“The system of slavery that existed for 400 years in America should not and can not be reduced to something that would appear as a lighthearted event, comprised of enslaved human beings that were happy to work as slaves,” Scott said in a prepared statement.

“Africans and African-Americans suffered severe trauma, mental and physical abuse, and were stripped of their humanity daily. Having 5th grade children pick cotton while singing ‘make money for me’ undermines the valuable lesson of the inhumanity of slavery, reducing it to bonfire antics and fiction,” Scott continued.

Rep. John King, D-York, said in a prepared statement that the lesson did not reflect the true history of sharecropping and slavery.

“What happened on this field trip was insensitive and inaccurate,” King said. “The true history of slavery and sharecropping is one of violence and oppression, it is a history that needs to be taught with appropriate weight. ... When we portray a sugar-coated version of history, one of happily picking cotton and singing songs, then we miss an opportunity to teach the truth.”

Sharecropping was a system in which people lived on and worked land in exchange for giving a share of the crop to the land owner, according to the Public Broadcasting Service. The system, combined with high interest rates and unpredictable harvests, often kept people tied to the land and in debt to the landlord.

School district leaders are working with Blanchard and reviewing the Carroll School activity “to make sure that it is understood that in no way is the activity or any singing tied to slavery or singing slave songs,” reads the statement.

Blanchard said district leaders have reached out to her.

“Our main goal was not to see how many people we could get the story out to but for the school district to hear our concern and make a change. They have reached out to us and I do believe going forward they will improve from this,” Blanchard wrote in a message to The Herald.
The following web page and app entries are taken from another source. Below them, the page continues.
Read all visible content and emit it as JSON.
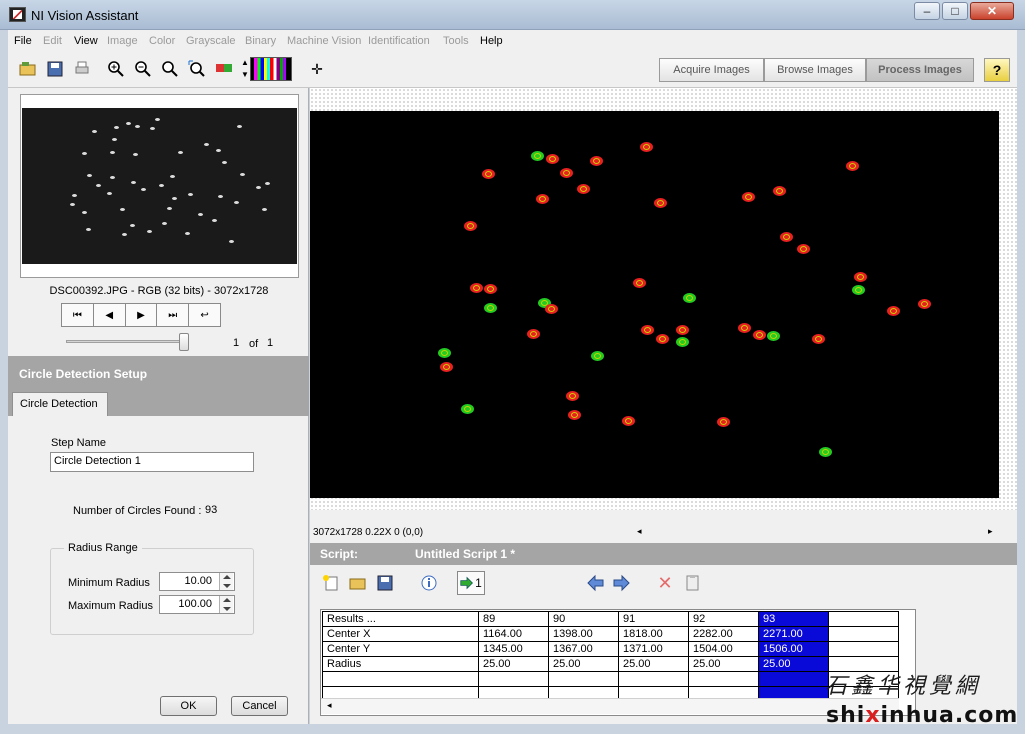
{
  "window": {
    "title": "NI Vision Assistant",
    "minimize": "–",
    "maximize": "□",
    "close": "✕"
  },
  "menu": {
    "items": [
      "File",
      "Edit",
      "View",
      "Image",
      "Color",
      "Grayscale",
      "Binary",
      "Machine Vision",
      "Identification",
      "Tools",
      "Help"
    ]
  },
  "modes": {
    "acquire": "Acquire Images",
    "browse": "Browse Images",
    "process": "Process Images",
    "help": "?"
  },
  "image_browser": {
    "file_info": "DSC00392.JPG - RGB (32 bits) - 3072x1728",
    "page_current": "1",
    "page_of": "of",
    "page_total": "1"
  },
  "setup": {
    "header": "Circle Detection Setup",
    "tab": "Circle Detection",
    "step_name_label": "Step Name",
    "step_name_value": "Circle Detection 1",
    "circles_found_label": "Number of Circles Found :",
    "circles_found_value": "93",
    "radius_group": "Radius Range",
    "min_radius_label": "Minimum Radius",
    "min_radius_value": "10.00",
    "max_radius_label": "Maximum Radius",
    "max_radius_value": "100.00",
    "ok": "OK",
    "cancel": "Cancel"
  },
  "status": {
    "text": "3072x1728 0.22X 0   (0,0)"
  },
  "script": {
    "label": "Script:",
    "name": "Untitled Script 1 *",
    "run_label": "1"
  },
  "results": {
    "header": [
      "Results ...",
      "89",
      "90",
      "91",
      "92",
      "93",
      ""
    ],
    "rows": [
      [
        "Center X",
        "1164.00",
        "1398.00",
        "1818.00",
        "2282.00",
        "2271.00",
        ""
      ],
      [
        "Center Y",
        "1345.00",
        "1367.00",
        "1371.00",
        "1504.00",
        "1506.00",
        ""
      ],
      [
        "Radius",
        "25.00",
        "25.00",
        "25.00",
        "25.00",
        "25.00",
        ""
      ],
      [
        "",
        "",
        "",
        "",
        "",
        "",
        ""
      ],
      [
        "",
        "",
        "",
        "",
        "",
        "",
        ""
      ]
    ]
  },
  "watermark": {
    "cn": "石鑫华視覺網",
    "url_a": "shi",
    "url_b": "x",
    "url_c": "inhua.com"
  },
  "colors": {
    "selection": "#0a0ad8",
    "header_gray": "#a5a5a5",
    "detected_red": "#e82020",
    "detected_green": "#22cc22"
  }
}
Gillikin said she hopes the incident does not discourage teachers from being creative in their lessons.

“It’s a great resource in our community that we have (Carroll School),” she said.

Related stories from Rock Hill Herald

Amanda Harris covers issues related to children and families in York, Chester and Lancaster County for The Herald. Amanda works with local schools, parents and community members to address important topics such as school security, mental health and the opioid epidemic. She graduated from Winthrop University.


Support my work with a digital subscription

SUBSCRIBE TODAY
  Comments